SkyMesh is the fifth generation of Tilera's network on chip technology. The fabric is said to provide high bandwidth coherent connectivity amongst all elements on chip. With the ability to handle an aggregate bandwidth of up to 25Tbit/s, SkyMesh is said to lower application latency and the demand on DRAM bandwidth.

The development of the processor from the Tile 64 to the Mx is said by Doud to have been a 'classical progression'. "It's what engineers learn from previous generations," he claimed. "The Tile 64 in 2007 got us into the market, but we quickly spun the Tile Pro. That had a lot of interest and we brought a lot of things together with the third generation device; the Tile-Gx.

"The jump from the Pro to the Gx was big; it was a major architectural upgrade as we moved from 32bit to 64bit cores, added acceleration and cryptographic functions and moved from a 90nm to a 40nm process.

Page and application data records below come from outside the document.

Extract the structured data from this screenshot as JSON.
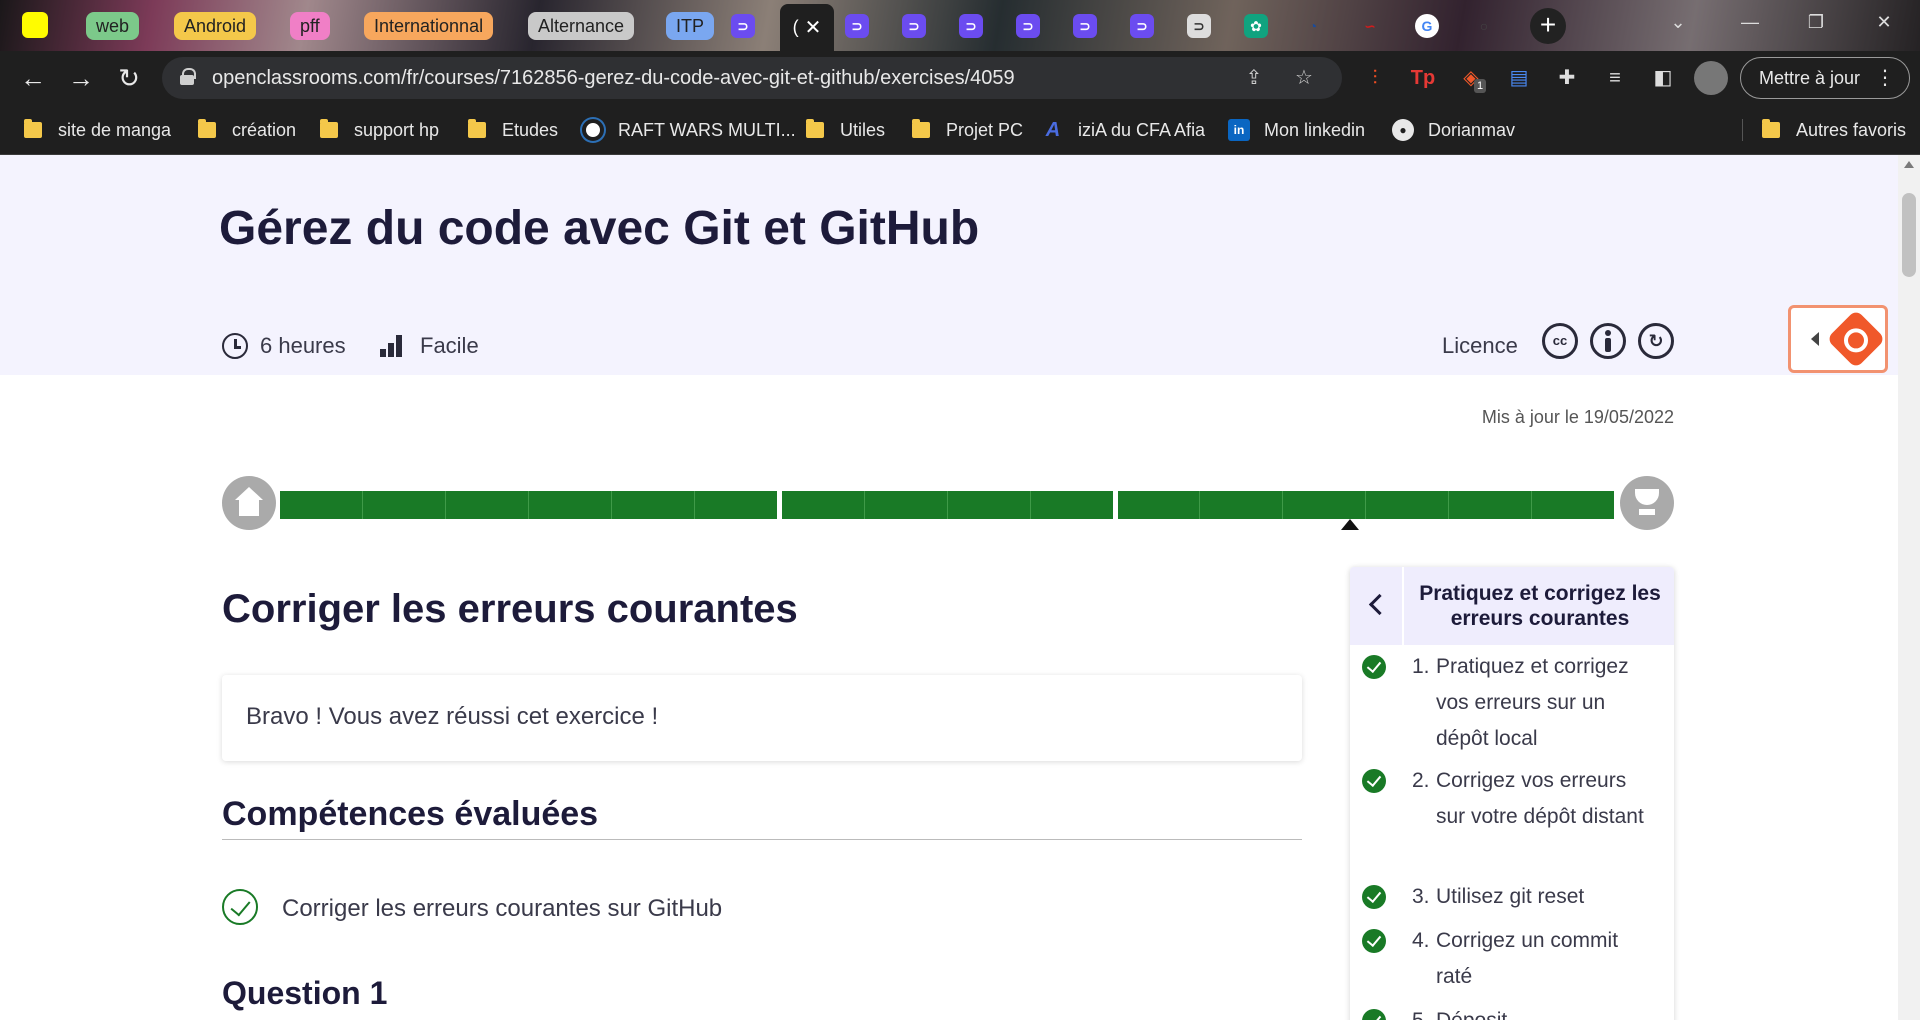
{
  "browser": {
    "tab_groups": [
      {
        "label": "web",
        "color": "#7cc98a"
      },
      {
        "label": "Android",
        "color": "#f4c84a"
      },
      {
        "label": "pff",
        "color": "#f07fc6"
      },
      {
        "label": "Internationnal",
        "color": "#f7a75d"
      },
      {
        "label": "Alternance",
        "color": "#c9c9c9"
      },
      {
        "label": "ITP",
        "color": "#7aa7f0"
      }
    ],
    "active_tab_icon": "(",
    "active_tab_close": "✕",
    "new_tab_symbol": "+",
    "url": "openclassrooms.com/fr/courses/7162856-gerez-du-code-avec-git-et-github/exercises/4059",
    "update_button": "Mettre à jour",
    "extension_badge": "1",
    "bookmarks": [
      {
        "label": "site de manga",
        "icon": "folder-icon"
      },
      {
        "label": "création",
        "icon": "folder-icon"
      },
      {
        "label": "support hp",
        "icon": "folder-icon"
      },
      {
        "label": "Etudes",
        "icon": "folder-icon"
      },
      {
        "label": "RAFT WARS MULTI...",
        "icon": "raft-wars-icon"
      },
      {
        "label": "Utiles",
        "icon": "folder-icon"
      },
      {
        "label": "Projet PC",
        "icon": "folder-icon"
      },
      {
        "label": "iziA du CFA Afia",
        "icon": "izia-icon"
      },
      {
        "label": "Mon linkedin",
        "icon": "linkedin-icon"
      },
      {
        "label": "Dorianmav",
        "icon": "github-icon"
      }
    ],
    "other_bookmarks": "Autres favoris"
  },
  "course": {
    "title": "Gérez du code avec Git et GitHub",
    "duration": "6 heures",
    "difficulty": "Facile",
    "licence_label": "Licence",
    "licence_icons": [
      "cc",
      "by",
      "sa"
    ],
    "updated": "Mis à jour le 19/05/2022"
  },
  "progress": {
    "segments": [
      6,
      4,
      6
    ],
    "completed": 1.0
  },
  "main": {
    "chapter_title": "Corriger les erreurs courantes",
    "success_message": "Bravo ! Vous avez réussi cet exercice !",
    "skills_heading": "Compétences évaluées",
    "skill": "Corriger les erreurs courantes sur GitHub",
    "question_heading": "Question 1"
  },
  "side_panel": {
    "title": "Pratiquez et corrigez les erreurs courantes",
    "items": [
      {
        "num": "1.",
        "text": "Pratiquez et corrigez vos erreurs sur un dépôt local"
      },
      {
        "num": "2.",
        "text": "Corrigez vos erreurs sur votre dépôt distant"
      },
      {
        "num": "3.",
        "text": "Utilisez git reset"
      },
      {
        "num": "4.",
        "text": "Corrigez un commit raté"
      },
      {
        "num": "5.",
        "text": "Déposit..."
      }
    ]
  },
  "colors": {
    "accent_green": "#197a26",
    "title_color": "#1d1b3a",
    "hero_bg": "#f4f3fe"
  }
}
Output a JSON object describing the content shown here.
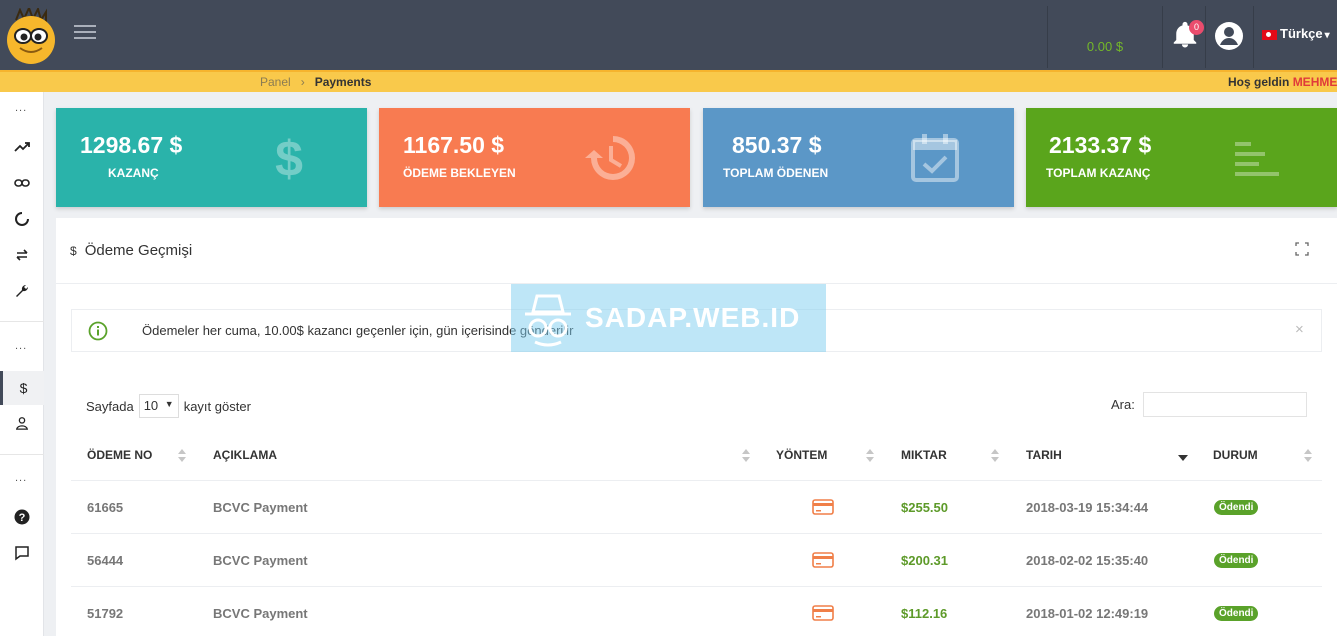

"The Mx represents a similar jump. We're moving to ARM cores, working out how to fit them into our mesh network and incorporating new I/O technology."

Tilera and its parent EZchip are playing in the same markets, but addressing different aspects. "There's some overlap," Doud said, "but our various products are differentiated on performance. If you're looking to do control and data plane design, for example, you should go with a multicore device. If you are focusing on the data plane, then a network processor is more appropriate." See fig 3 for an example application.

Tilera can now access EZchip's IP and has applied some network acceleration technology in the Mx. "We're taking advantage of the IP," Doud continued. "Before, our emphasis was on doing things in software. However, as you move up the performance curve, you start to look for help from acceleration technology; for example, to perform traffic management." This functionality is provided in the form of Tile Core Accelerators (TCA).

Doud claims the Mx will be the highest performing multicore processor available when it launches in 2016 and believes it should find application in high end data centres and high end enterprises.

Highlighting the fact that it has Intel in its sights, Tilera has included support for DPDK – the data plane development kit that enables the acceleration of apps which run on the x86 architecture. "It's a set of APIs which allow packet processing and networking functions to run on Linux. It works by bypassing the kernel and doing everything in user space, then sending data onwards."

According to Doud, DPDK isn't exclusive to Intel. "We can use it in two ways. One is as a network front end; if a Tile-Mx is used as a preprocessor, it needs to deliver packets to an Intel processor in DPDK format. However, if someone has developed an app on an Intel part and wants to migrate to an Mx, having the APIs makes it simpler."

Doud says the main target for the Mx is 'hyperscale data centres', where the device can be used for software defined networking and NFV applications. "This kind of processor might be needed in every server," Doud explained. "If an Mx is plugged into a server, it might do the work of four chips, so operators will get space and power savings. It can also be used for so called 'top of rack' applications, where it could perform the kind of things which a Cisco box would have done in the past."

One reason why the Mx provides a high level of performance is the way it handles processing loads, said Doud. "What you don't want to do is to deliver 100G to the first core." This aspect is handled by MPIPE, the

multicore programmable intelligent packet engine. "It can take packet header apart and create 'flow affinity'. With 100 cores, each core is only handling 1G."

The Mx uses a run to completion model, in which all the cores perform all tasks. "It's the way code is written for Intel processors," Doud explained. "But that doesn't mean we're not pipelining some tasks."

The Tile-Mx will be made by TSMC on a 28nm process. "Will the Mx be the next 'killer' processor?," Doud asked rhetorically. "It's not what we've architected it to be.

"We anticipate it performing such tasks as NFV – a domain traditionally handled by Intel processors. Running those apps on a Tilera device will be more effective in terms of throughput and power efficiency."